Right Now’s eighth track is called “Don’t Come Over Tonight.” The song has always been one of Sartori’s favorites. Its beginning is sparse — bass and fiddle are plucked in unison while Parks sings the opening lines.
Things pick up about a minute in: Phung plays a rapid rhythmic line on the flute while Bui uses his pick to create a percussive beat on his mandolin. At the peak of the song, Phung has the first of two intense solos. For half a minute, she shreds on the flute. It’s jazzy, virtuosic, and effortless. Then Parks picks it up on fiddle. Using a Whammy pedal, she warps her sound until it’s alien-like.
Twisted Pine often uses gear like the Whammy pedal to experiment. “It acts as a sort of octave pedal,” Sartori says. When Parks plays a note, the pedal will duplicate the sound either an octave above or below, creating “this super thick, gnarly sound.” Phung, too, is “a pedal queen,” says Sartori. “If you see her live, there are so many effects being crossed through her sound that what you’re hearing is super psychedelic.”
It can be hard to gain traction in the touring community, Sartori says, especially while exploring and mixing genres. But the band is mentored by Jerry Douglas, an American bluegrass great. “He’s the wind in our sails,” Sartori says. Douglas can be heard on some of Right Now, and Twisted Pine has opened for Douglas’s bluegrass band. “His faith in us has been instrumental in our development and our journey,” Sartori says.
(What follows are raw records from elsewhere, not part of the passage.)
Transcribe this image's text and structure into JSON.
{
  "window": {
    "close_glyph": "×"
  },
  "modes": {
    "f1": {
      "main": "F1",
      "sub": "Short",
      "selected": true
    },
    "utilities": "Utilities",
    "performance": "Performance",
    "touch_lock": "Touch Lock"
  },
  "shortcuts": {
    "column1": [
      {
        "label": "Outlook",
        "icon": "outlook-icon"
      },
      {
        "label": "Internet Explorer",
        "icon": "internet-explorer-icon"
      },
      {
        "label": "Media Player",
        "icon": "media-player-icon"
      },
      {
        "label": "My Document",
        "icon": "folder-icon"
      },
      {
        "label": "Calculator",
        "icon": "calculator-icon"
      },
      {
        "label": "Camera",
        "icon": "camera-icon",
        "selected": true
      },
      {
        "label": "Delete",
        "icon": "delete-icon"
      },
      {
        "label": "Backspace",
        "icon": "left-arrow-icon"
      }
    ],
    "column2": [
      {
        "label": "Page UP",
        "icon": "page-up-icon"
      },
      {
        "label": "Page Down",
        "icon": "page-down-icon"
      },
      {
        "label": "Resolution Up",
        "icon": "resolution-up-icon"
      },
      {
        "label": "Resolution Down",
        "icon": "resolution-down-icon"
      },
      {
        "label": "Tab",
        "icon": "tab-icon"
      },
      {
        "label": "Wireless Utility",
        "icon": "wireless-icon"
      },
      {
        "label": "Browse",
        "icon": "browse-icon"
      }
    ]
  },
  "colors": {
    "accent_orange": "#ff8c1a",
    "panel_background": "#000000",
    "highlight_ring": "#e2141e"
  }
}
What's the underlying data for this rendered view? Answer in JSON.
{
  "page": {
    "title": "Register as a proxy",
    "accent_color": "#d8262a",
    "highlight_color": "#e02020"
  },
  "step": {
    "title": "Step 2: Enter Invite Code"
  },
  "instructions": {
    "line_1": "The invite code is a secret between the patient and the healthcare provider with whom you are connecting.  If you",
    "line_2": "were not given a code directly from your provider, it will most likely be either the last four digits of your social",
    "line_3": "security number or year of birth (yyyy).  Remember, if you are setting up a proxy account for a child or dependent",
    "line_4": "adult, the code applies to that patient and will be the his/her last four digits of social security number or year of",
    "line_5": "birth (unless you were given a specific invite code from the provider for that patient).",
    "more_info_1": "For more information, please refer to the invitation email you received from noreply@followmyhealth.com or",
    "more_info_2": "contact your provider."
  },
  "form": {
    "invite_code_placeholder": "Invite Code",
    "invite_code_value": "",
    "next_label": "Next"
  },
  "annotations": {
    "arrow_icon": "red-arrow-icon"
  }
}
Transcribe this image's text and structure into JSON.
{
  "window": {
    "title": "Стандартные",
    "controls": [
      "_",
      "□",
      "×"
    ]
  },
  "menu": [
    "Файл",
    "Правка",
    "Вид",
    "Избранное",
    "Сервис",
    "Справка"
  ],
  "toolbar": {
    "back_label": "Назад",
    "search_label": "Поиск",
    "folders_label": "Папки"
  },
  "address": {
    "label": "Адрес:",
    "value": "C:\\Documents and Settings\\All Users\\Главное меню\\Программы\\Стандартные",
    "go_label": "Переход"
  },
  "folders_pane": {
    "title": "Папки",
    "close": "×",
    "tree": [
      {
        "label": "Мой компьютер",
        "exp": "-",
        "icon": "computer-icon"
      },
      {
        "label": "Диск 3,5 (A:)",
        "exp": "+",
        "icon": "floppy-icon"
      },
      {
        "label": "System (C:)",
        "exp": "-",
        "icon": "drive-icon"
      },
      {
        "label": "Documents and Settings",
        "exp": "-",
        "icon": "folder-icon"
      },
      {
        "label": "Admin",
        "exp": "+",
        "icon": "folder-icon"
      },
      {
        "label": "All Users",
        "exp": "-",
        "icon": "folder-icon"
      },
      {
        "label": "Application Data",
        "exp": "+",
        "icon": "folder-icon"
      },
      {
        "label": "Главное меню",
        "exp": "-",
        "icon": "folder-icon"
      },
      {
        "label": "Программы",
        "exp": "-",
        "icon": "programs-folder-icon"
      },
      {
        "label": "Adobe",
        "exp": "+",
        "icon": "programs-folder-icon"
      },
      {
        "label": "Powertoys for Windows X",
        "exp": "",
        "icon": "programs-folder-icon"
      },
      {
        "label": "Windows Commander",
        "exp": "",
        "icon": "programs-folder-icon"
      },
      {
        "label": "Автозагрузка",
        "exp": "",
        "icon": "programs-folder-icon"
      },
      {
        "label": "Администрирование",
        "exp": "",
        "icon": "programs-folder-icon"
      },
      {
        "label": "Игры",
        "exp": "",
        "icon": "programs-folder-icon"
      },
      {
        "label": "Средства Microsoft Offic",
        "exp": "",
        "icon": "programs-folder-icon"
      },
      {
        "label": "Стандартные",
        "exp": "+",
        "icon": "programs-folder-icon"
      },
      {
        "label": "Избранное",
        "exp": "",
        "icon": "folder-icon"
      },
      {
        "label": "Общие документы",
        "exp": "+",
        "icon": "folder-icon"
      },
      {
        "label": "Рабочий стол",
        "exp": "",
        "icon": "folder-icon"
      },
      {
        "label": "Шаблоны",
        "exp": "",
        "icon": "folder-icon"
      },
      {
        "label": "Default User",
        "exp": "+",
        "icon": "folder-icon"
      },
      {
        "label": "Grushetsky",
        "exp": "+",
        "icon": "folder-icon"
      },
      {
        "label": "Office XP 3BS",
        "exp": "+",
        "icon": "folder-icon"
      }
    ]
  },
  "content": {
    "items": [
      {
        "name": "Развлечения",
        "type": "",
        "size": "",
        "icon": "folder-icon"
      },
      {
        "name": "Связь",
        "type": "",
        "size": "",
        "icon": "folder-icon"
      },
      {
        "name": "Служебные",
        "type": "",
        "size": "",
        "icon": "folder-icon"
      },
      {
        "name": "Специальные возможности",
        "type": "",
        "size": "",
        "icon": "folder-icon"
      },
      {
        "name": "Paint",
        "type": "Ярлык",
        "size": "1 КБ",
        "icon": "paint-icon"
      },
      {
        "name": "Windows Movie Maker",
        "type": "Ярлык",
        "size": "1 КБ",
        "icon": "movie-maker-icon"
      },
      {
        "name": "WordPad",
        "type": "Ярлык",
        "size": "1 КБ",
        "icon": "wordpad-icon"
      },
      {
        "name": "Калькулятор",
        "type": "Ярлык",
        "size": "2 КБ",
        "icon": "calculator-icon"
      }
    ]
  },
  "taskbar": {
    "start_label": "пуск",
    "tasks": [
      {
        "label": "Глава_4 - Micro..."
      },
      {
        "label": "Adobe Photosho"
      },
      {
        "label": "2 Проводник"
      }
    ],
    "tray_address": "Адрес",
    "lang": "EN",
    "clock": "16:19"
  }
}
Twisted Pine is aiming for a 2024 release of its next album, a continuation of the sound cultivated in Right Now. They’ll play some of the songs at Preservation Hall on Saturday. The audience will be the “guinea pig,” Sartori says, as the band tests their latest tunes, but rest assured that the show will be a healthy mix of old and new.
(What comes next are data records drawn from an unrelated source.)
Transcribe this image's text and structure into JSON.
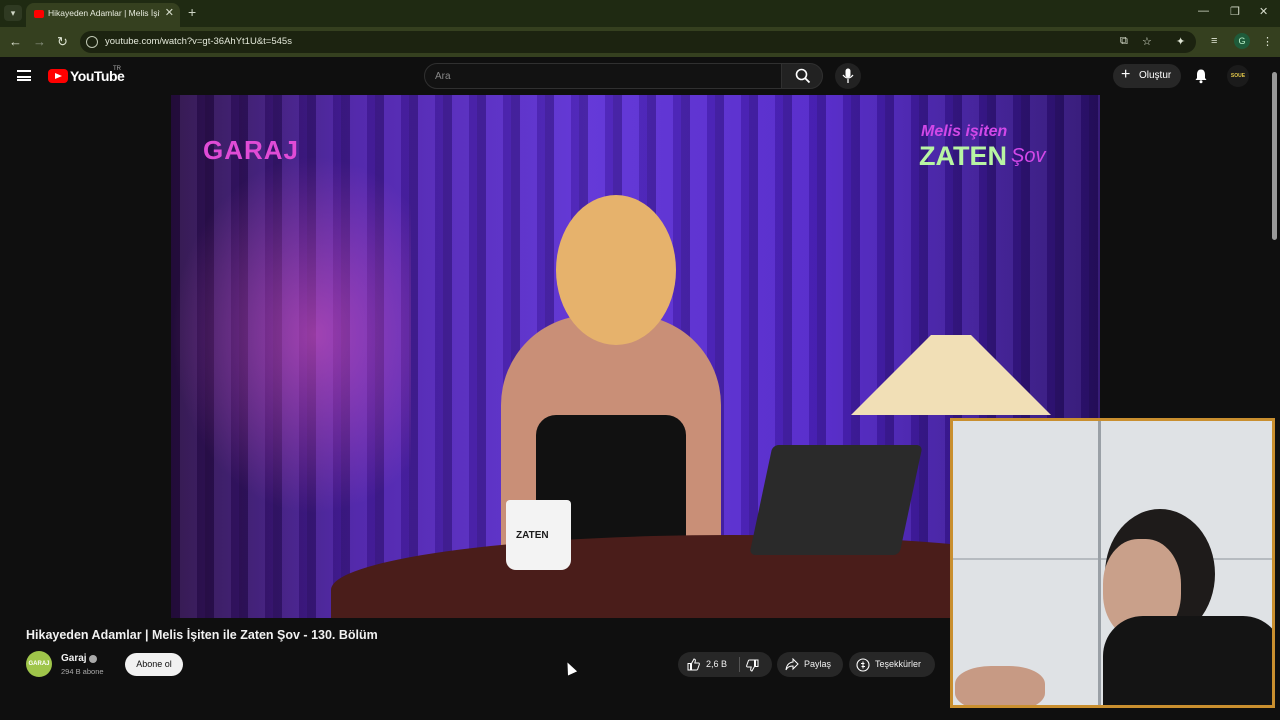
{
  "browser": {
    "tab_title": "Hikayeden Adamlar | Melis İşiten",
    "url": "youtube.com/watch?v=gt-36AhYt1U&t=545s",
    "profile_initial": "G"
  },
  "youtube": {
    "logo_text": "YouTube",
    "country_code": "TR",
    "search_placeholder": "Ara",
    "create_label": "Oluştur",
    "avatar_text": "SOUE"
  },
  "video": {
    "channel_logo_text": "GARAJ",
    "show_logo_line1": "Melis işiten",
    "show_logo_line2": "ZATEN",
    "show_logo_line3": "Şov",
    "mug_text": "ZATEN"
  },
  "info": {
    "title": "Hikayeden Adamlar | Melis İşiten ile Zaten Şov - 130. Bölüm",
    "channel_name": "Garaj",
    "channel_avatar_text": "GARAJ",
    "subscribers": "294 B abone",
    "subscribe_label": "Abone ol",
    "like_count": "2,6 B",
    "share_label": "Paylaş",
    "thanks_label": "Teşekkürler"
  },
  "colors": {
    "accent_red": "#ff0000",
    "chrome_green": "#35401f",
    "webcam_border": "#c98f2f"
  }
}
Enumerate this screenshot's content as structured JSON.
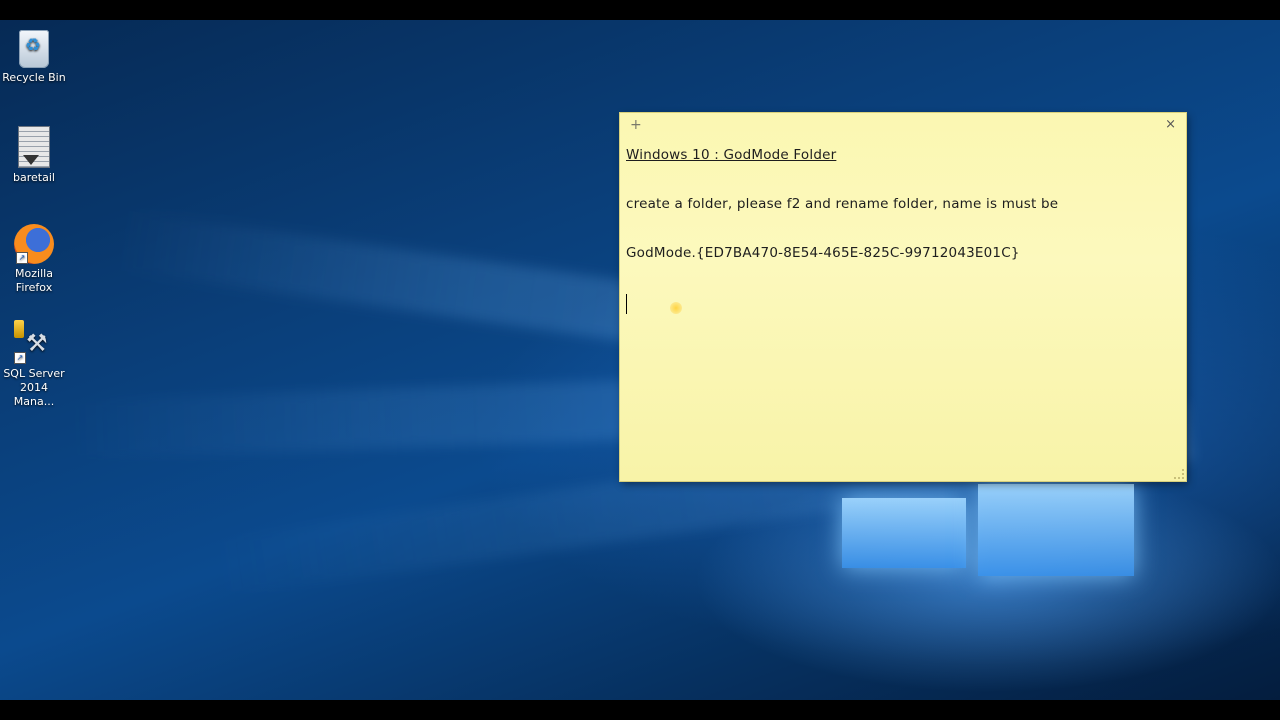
{
  "desktop": {
    "icons": [
      {
        "label": "Recycle Bin",
        "icon": "recycle-bin-icon"
      },
      {
        "label": "baretail",
        "icon": "baretail-icon"
      },
      {
        "label": "Mozilla Firefox",
        "icon": "firefox-icon"
      },
      {
        "label": "SQL Server 2014 Mana...",
        "icon": "sql-server-icon"
      }
    ]
  },
  "sticky_note": {
    "add_glyph": "+",
    "close_glyph": "×",
    "lines": [
      "Windows 10 : GodMode Folder",
      "create a folder, please f2 and rename folder, name is must be",
      "GodMode.{ED7BA470-8E54-465E-825C-99712043E01C}"
    ],
    "background_color": "#fcf9bd"
  },
  "colors": {
    "desktop_blue": "#0b4a8e",
    "note_yellow": "#fcf9bd"
  }
}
Get the Gears Going
The event: A bluegrass concert with Twisted Pine
The time: Saturday, Dec. 2, 7 p.m.
The place: Wellfleet Preservation Hall, 335 Main St.
The cost: $25 at wellfleetpreservationhall.org